■ **YOUR INSTRUCTIONS**: Every record that follows must be duplicated exactly, with images left out.

*-*-*

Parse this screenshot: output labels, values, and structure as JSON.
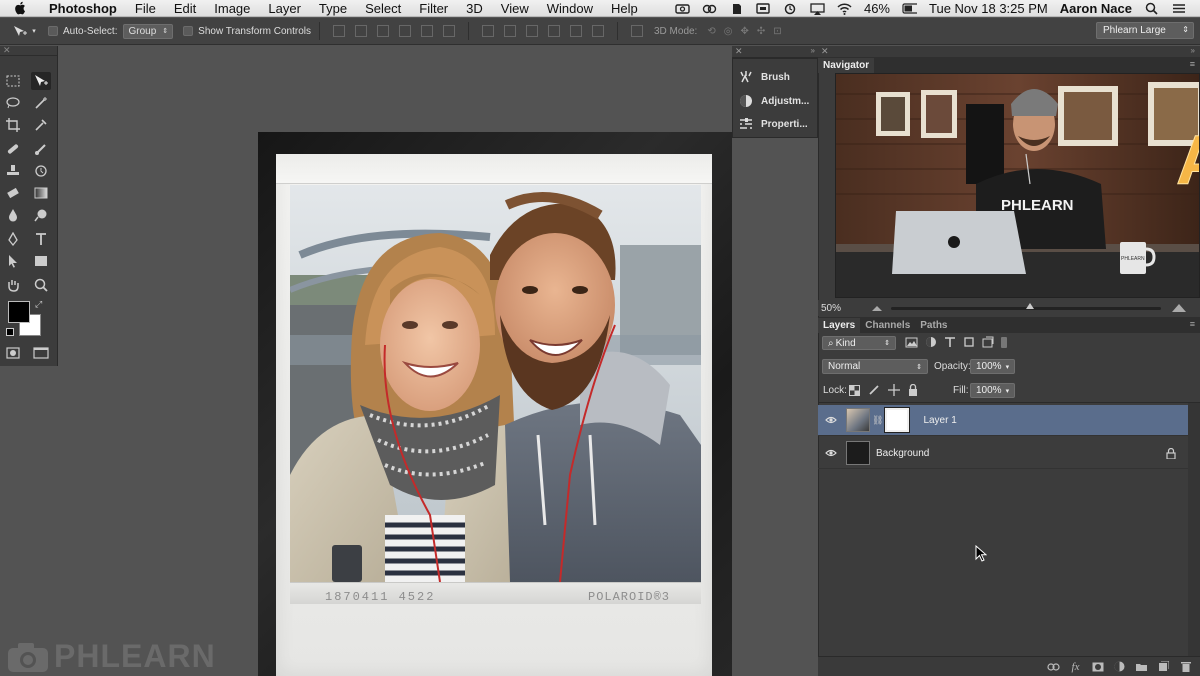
{
  "menubar": {
    "items": [
      "Photoshop",
      "File",
      "Edit",
      "Image",
      "Layer",
      "Type",
      "Select",
      "Filter",
      "3D",
      "View",
      "Window",
      "Help"
    ],
    "battery": "46%",
    "clock": "Tue Nov 18  3:25 PM",
    "user": "Aaron Nace"
  },
  "options": {
    "auto_select": "Auto-Select:",
    "auto_select_target": "Group",
    "show_transform": "Show Transform Controls",
    "mode3d": "3D Mode:",
    "workspace": "Phlearn Large"
  },
  "collapsed_panels": [
    "Brush",
    "Adjustm...",
    "Properti..."
  ],
  "navigator": {
    "tab": "Navigator",
    "zoom": "50%"
  },
  "layers_panel": {
    "tabs": [
      "Layers",
      "Channels",
      "Paths"
    ],
    "filter": "Kind",
    "blend_mode": "Normal",
    "opacity_label": "Opacity:",
    "opacity_value": "100%",
    "lock_label": "Lock:",
    "fill_label": "Fill:",
    "fill_value": "100%",
    "layers": [
      {
        "name": "Layer 1",
        "selected": true
      },
      {
        "name": "Background",
        "selected": false
      }
    ]
  },
  "document": {
    "film_number": "1870411 4522",
    "film_brand": "POLAROID®3"
  },
  "watermark": "PHLEARN",
  "navigator_scene": {
    "shirt_text": "PHLEARN",
    "mug_text": "PHLEARN",
    "sign_letter": "A"
  },
  "colors": {
    "selected_layer": "#5a6d8c",
    "panel_bg": "#3c3c3c",
    "canvas_bg": "#535353",
    "menubar": "#e9e9e9"
  }
}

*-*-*

■ **WRITTEN SOLUTION**:
Parse this screenshot: output labels, values, and structure as JSON.
{
  "menubar": {
    "items": [
      "Photoshop",
      "File",
      "Edit",
      "Image",
      "Layer",
      "Type",
      "Select",
      "Filter",
      "3D",
      "View",
      "Window",
      "Help"
    ],
    "battery": "46%",
    "clock": "Tue Nov 18  3:25 PM",
    "user": "Aaron Nace"
  },
  "options": {
    "auto_select": "Auto-Select:",
    "auto_select_target": "Group",
    "show_transform": "Show Transform Controls",
    "mode3d": "3D Mode:",
    "workspace": "Phlearn Large"
  },
  "collapsed_panels": [
    "Brush",
    "Adjustm...",
    "Properti..."
  ],
  "navigator": {
    "tab": "Navigator",
    "zoom": "50%"
  },
  "layers_panel": {
    "tabs": [
      "Layers",
      "Channels",
      "Paths"
    ],
    "filter": "Kind",
    "blend_mode": "Normal",
    "opacity_label": "Opacity:",
    "opacity_value": "100%",
    "lock_label": "Lock:",
    "fill_label": "Fill:",
    "fill_value": "100%",
    "layers": [
      {
        "name": "Layer 1",
        "selected": true
      },
      {
        "name": "Background",
        "selected": false
      }
    ]
  },
  "document": {
    "film_number": "1870411 4522",
    "film_brand": "POLAROID®3"
  },
  "watermark": "PHLEARN",
  "navigator_scene": {
    "shirt_text": "PHLEARN",
    "mug_text": "PHLEARN",
    "sign_letter": "A"
  },
  "colors": {
    "selected_layer": "#5a6d8c",
    "panel_bg": "#3c3c3c",
    "canvas_bg": "#535353",
    "menubar": "#e9e9e9"
  }
}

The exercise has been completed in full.